It must be preceded by the expression : "Best before…", but also sometimes follows the letters "Exp" (for Expire), or simply written as it is without warning expression.
According to new regulations governing cosmetics (regulations which replace directives), it may be introduced by a symbol with the form of an hourglass.
Legally it is composed of, in order, either the month and the year, or the day, the month and the year.
Attention! This is not a deadline for selling, thus it is important to check the date prior to buying the product: generally the date appears next to the batch number.
This is compulsory for cosmetic products only if minimum durability is inferior to 30 months.

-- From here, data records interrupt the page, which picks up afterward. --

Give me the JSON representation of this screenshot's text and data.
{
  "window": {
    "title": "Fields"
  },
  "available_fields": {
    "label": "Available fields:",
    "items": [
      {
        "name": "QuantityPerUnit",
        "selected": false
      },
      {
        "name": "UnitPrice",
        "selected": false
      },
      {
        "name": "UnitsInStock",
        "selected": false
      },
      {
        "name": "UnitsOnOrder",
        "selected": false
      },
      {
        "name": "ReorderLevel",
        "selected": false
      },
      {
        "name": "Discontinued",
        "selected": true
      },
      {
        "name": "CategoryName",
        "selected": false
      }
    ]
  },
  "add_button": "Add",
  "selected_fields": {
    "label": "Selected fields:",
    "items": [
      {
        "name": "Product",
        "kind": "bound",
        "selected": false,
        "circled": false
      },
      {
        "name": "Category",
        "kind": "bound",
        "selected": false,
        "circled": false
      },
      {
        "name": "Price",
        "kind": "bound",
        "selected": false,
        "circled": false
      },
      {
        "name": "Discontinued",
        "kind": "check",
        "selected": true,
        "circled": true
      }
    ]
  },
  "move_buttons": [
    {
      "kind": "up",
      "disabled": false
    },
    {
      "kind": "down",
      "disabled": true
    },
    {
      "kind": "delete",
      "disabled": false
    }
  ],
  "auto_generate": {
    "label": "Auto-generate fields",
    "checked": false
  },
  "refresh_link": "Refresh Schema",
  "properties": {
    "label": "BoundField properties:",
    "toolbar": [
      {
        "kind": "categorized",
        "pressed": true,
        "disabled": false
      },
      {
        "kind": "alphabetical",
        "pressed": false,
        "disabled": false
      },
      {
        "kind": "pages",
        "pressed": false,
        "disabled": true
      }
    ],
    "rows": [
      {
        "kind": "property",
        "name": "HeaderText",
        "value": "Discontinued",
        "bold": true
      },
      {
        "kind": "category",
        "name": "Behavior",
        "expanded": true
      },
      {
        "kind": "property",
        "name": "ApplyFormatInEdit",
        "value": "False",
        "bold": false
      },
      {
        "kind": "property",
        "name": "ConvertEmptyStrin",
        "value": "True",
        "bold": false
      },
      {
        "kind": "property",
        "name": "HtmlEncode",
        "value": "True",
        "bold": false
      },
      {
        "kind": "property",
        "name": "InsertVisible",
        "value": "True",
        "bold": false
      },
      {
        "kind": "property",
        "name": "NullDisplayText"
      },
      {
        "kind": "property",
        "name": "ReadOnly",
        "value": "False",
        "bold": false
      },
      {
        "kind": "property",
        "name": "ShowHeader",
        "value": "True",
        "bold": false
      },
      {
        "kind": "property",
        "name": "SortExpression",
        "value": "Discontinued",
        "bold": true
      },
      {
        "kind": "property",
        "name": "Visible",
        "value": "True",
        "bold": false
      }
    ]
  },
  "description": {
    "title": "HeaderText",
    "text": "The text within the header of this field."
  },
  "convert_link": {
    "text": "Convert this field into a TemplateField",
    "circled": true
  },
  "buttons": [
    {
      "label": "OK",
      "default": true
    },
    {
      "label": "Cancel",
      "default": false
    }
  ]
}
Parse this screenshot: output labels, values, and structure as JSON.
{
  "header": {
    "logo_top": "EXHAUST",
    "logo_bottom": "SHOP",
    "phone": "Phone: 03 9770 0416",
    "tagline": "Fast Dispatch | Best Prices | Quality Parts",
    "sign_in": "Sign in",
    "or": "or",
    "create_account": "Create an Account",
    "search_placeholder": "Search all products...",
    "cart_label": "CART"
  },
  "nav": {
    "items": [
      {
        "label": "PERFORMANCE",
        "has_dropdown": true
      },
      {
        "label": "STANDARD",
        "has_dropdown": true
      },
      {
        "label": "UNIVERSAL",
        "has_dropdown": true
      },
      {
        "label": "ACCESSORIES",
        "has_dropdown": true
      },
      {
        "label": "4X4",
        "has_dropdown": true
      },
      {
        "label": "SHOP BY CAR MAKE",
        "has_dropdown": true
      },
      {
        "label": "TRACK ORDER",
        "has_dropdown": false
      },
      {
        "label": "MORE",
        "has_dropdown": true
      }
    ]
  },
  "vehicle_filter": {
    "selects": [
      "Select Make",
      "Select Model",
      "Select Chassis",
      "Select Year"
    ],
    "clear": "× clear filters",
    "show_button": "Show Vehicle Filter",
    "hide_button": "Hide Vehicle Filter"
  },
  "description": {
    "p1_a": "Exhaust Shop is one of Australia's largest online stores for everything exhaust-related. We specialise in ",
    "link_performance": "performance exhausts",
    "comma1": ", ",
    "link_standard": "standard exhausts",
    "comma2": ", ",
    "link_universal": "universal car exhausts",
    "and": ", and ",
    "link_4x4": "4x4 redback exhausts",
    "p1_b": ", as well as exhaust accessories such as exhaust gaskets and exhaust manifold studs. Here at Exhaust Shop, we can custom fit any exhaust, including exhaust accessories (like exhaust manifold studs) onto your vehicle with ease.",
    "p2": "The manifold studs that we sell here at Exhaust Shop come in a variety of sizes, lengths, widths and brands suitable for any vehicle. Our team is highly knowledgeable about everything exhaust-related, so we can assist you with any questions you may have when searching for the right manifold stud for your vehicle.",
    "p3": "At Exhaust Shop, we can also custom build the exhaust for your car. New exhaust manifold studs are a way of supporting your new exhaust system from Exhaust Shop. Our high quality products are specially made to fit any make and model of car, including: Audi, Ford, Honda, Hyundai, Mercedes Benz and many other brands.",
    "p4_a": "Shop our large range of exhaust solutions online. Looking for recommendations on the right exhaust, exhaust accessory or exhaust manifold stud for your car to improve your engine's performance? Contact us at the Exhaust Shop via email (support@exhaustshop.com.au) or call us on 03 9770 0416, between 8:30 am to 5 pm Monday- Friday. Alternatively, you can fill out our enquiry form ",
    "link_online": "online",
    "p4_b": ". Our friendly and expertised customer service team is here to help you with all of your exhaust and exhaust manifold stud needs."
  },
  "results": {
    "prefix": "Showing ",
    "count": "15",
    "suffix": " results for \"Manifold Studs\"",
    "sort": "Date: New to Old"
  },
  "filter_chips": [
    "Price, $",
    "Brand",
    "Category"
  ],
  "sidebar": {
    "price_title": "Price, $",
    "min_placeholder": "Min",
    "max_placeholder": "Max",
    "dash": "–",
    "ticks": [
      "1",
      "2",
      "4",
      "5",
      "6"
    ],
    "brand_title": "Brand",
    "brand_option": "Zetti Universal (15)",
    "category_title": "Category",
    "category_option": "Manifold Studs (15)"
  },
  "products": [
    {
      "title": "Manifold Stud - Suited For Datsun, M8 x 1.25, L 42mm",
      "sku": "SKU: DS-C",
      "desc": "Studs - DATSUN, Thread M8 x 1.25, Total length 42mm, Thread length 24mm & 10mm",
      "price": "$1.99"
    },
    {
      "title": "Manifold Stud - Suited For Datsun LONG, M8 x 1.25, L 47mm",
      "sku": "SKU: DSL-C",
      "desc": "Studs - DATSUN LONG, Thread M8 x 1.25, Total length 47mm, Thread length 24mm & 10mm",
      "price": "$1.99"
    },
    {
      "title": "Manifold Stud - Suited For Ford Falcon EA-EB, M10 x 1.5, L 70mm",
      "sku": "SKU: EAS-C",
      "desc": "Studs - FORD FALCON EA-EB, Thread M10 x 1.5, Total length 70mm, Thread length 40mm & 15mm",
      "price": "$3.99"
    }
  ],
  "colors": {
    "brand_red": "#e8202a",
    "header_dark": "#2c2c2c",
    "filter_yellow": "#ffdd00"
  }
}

For the products that have alonger ‘lifespan’, only the indication of the period-after-opening is necessary.
It may be noted that this principle may lead to some questions.
Who can say that a product with a durability inferior to 30 months can remain open and be used for example 24 months later without damage ?
Another example: imagine a cosmetic product with a durability superior to 30 months. Legally it shows it can be used until 6 months after the first opening ( 6 M as an open jar ). Imagine that same product, sitting on the shelf of a small beauty salon in which the stock "runs" slowly, or which has been forgotten and found in the back of the bathroom cabinet. Do you think you can calmly use a cream of 3, 4, 5… 10 years of age? What can happen to it after so much time ?
If we pay attention, we might think that lawmakers haven't considered that a cosmetic product doesn't keep in the same way before and after its opening. In the end these two indications are very different, they are both indispensable for the safety of comsumer and they both should be compulsory on all products. Some manufacturers go beyond the law and write the two dates: this is a good initiative.